Boeing and Lockheed Martin promised to build plants in India if the world's biggest arms importer chose their fighter jets and weapons. That was before President Donald Trump's America First call.

This week will be a test for that promise as the biggest U.S. defense contractors, Russia's MiG Corp. and Europe's Airbus line up to display their wares at an air show in Bengaluru in southern India.

Even as they compete for deals, they could find themselves torn between Trump's push for firms to keep jobs in the U.S. — he has singled out a number of multinational firms on Twitter for public criticism — and Prime Minister Narendra Modi's own program that seeks to tie military contracts to some of the manufacturing being done in India.

"All of us in Washington are guessing where Trump is going to land on these issues," said Alyssa Ayres, a senior fellow for India, Pakistan and South Asia at the Council on Foreign Relations in Washington, D.C. "He has certainly been very clear in his tweets and direct outreach to American companies that he wants to try to ensure that people don't move production facilities and try to retain jobs in the U.S."

India's Defense Minister Manohar Parrikar will use the air show to outline Modi's plans to boost the domestic defense industry by giving contracts to local companies, as well as asking foreigners to tie up with Indian firms, said people familiar with the plan.

Modi's promise to shell out $250 billion in the coming years on fighter jets, submarines, howitzers and helmets to modernize his armed forces came with one call — Make in India. Sensing an opportunity, local conglomerates Tata Group, Mahindra & Mahindra Ltd. and Larsen & Toubro Ltd. have expanded more into the defense sector and formed joint ventures with international manufacturers.

India, which has traditionally relied on Russia and the former Soviet Union for fighter jets, is increasingly warming to the U.S.

In his first phone conversation with Parrikar, Defense Secretary Jim Mattis committed to build upon the "tremendous progress in bilateral defense cooperation made in recent years," a Pentagon spokesman said last week.

Modi's domestic manufacturing program is a centerpiece of his economic policy that seeks to boost manufacturing to 25 percent of gross domestic product by 2022 from 18 percent now, and aims to avoid dependence on foreign equipment, particularly in times of war.
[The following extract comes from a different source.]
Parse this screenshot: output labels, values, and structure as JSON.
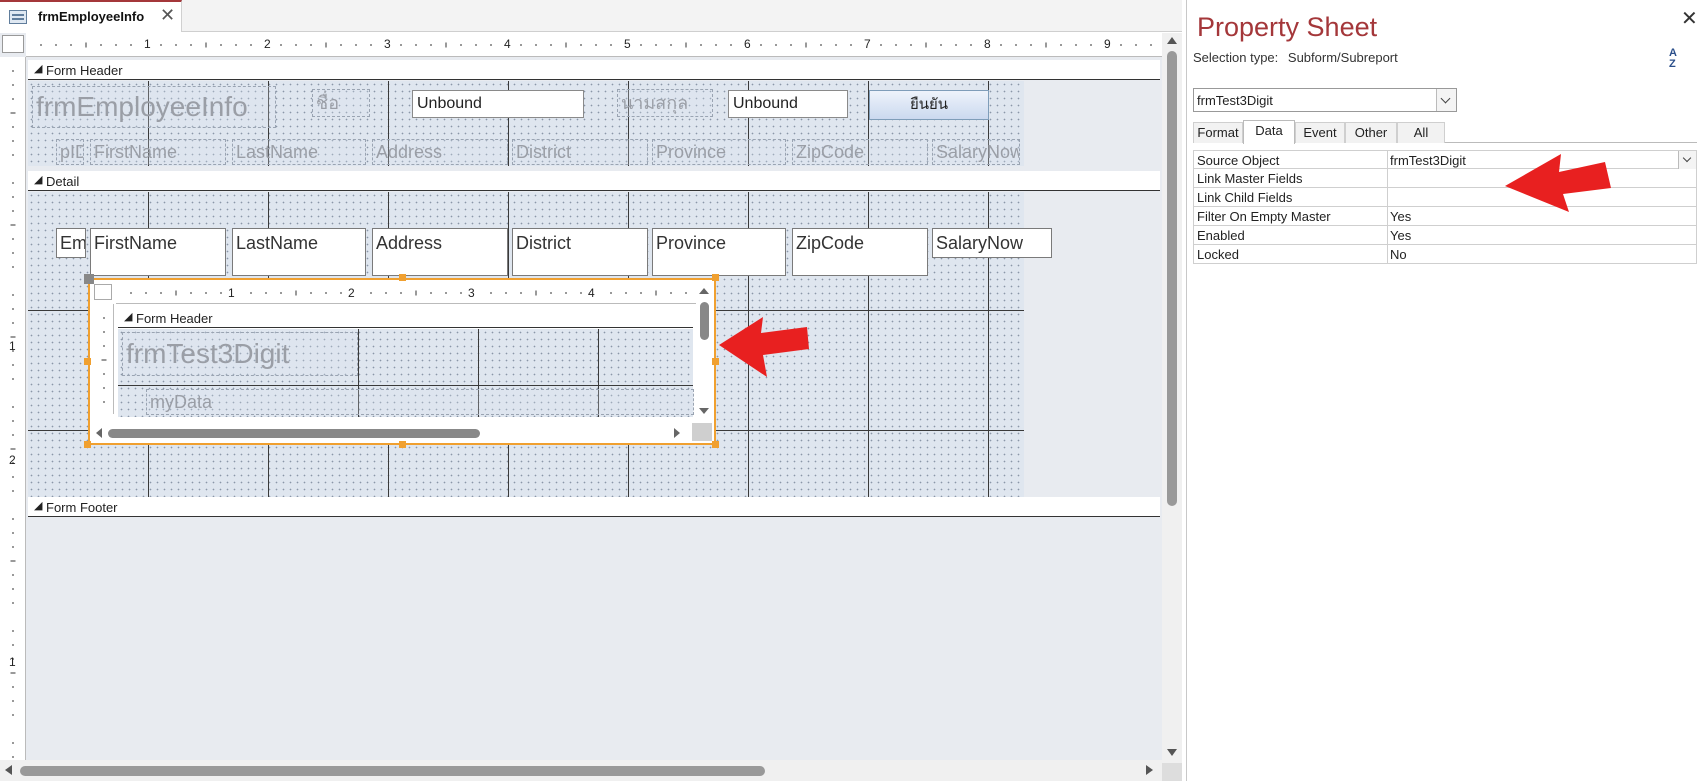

Lockheed Martin offered to make its F-16 fighter jet in India, after India scrapped an initial tender with Paris-based Dassault Aviation for 126 planes. India later decided to directly buy just 36 fighter jets from the French government.

That still leaves the country short of planes, meaning potential deals worth billions of dollars are on offer.

The Trump administration will want to take a fresh look at some of Lockheed's proposals, including plans to build the F-16 in India, the company said. All previous orders from India have created jobs for Boeing in the U.S., Boeing India President Pratyush Kumar said in an interview.

The Chicago-based manufacturer sees no conflict between Trump's 'America First' and Modi's 'Make in India' calls, Kumar said separately on Monday in Bengaluru, adding the company is looking to sell locally made F/A-18 jets in the country.